(DATA SHOWN Opens)

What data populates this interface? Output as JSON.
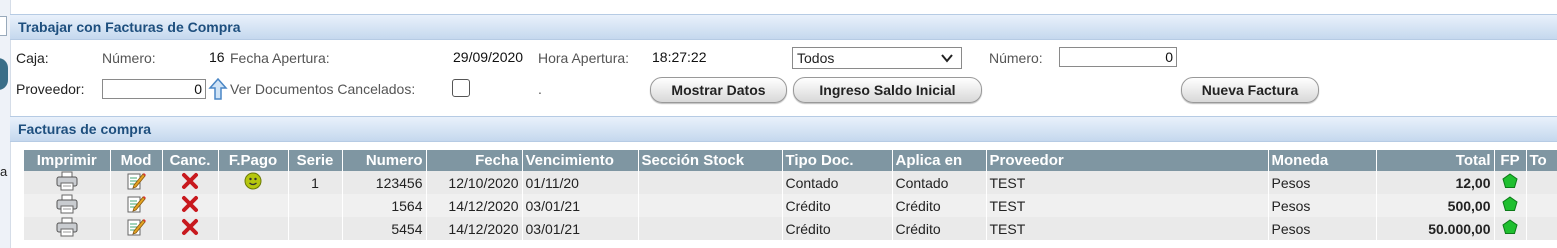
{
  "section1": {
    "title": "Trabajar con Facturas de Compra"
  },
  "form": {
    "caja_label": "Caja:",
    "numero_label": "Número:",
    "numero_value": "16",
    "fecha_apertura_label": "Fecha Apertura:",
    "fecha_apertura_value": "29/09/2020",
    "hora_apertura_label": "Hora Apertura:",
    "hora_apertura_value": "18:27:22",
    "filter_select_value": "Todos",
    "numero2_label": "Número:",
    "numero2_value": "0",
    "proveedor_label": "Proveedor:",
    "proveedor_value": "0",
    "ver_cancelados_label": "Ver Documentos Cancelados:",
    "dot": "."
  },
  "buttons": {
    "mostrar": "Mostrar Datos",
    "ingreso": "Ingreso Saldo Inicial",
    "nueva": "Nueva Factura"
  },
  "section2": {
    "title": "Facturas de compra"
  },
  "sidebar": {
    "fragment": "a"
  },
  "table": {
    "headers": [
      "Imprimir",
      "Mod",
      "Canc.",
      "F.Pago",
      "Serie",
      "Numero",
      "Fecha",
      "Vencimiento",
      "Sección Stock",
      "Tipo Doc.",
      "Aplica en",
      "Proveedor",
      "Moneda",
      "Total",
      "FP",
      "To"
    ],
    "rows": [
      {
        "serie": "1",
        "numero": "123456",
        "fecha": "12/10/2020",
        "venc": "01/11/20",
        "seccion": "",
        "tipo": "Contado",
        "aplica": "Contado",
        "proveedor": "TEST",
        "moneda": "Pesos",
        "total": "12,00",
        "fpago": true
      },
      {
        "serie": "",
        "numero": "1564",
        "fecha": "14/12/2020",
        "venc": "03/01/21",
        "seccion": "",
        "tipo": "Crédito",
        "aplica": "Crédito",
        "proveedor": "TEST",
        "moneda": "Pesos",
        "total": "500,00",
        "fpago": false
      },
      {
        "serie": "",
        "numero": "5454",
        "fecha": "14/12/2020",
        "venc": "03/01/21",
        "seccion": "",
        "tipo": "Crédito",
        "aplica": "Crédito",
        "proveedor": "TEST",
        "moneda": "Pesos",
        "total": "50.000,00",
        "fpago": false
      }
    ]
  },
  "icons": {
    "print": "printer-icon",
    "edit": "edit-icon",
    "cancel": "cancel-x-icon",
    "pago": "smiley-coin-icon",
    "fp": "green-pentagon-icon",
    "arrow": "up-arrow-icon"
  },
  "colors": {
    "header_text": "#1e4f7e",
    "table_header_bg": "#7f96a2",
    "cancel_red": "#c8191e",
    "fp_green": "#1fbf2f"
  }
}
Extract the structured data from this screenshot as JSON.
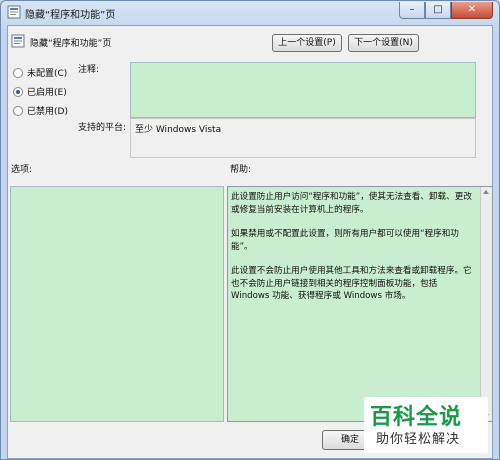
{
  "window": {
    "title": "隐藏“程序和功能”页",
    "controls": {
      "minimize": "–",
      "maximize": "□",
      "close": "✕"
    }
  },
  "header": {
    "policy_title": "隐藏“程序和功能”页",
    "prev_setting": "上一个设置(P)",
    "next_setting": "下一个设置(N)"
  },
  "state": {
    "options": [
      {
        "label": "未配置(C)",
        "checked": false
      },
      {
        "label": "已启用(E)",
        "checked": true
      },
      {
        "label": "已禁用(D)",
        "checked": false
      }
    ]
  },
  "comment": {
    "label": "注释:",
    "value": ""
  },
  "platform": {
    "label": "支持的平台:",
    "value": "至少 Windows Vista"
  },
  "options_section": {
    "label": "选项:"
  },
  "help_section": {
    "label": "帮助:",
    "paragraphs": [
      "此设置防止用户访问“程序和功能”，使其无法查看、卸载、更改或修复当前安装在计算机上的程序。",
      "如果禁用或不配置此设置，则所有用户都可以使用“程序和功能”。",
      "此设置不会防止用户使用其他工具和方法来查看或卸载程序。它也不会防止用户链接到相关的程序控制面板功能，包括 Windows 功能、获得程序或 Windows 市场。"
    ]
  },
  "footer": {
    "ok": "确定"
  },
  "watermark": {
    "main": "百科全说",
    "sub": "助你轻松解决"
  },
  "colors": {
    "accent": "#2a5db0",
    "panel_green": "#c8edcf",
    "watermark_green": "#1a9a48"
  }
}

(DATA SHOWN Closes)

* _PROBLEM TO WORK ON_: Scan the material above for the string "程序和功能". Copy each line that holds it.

* _WORKED SOLUTION_:
    "title": "隐藏“程序和功能”页",
    "policy_title": "隐藏“程序和功能”页",
      "此设置防止用户访问“程序和功能”，使其无法查看、卸载、更改或修复当前安装在计算机上的程序。",
      "如果禁用或不配置此设置，则所有用户都可以使用“程序和功能”。",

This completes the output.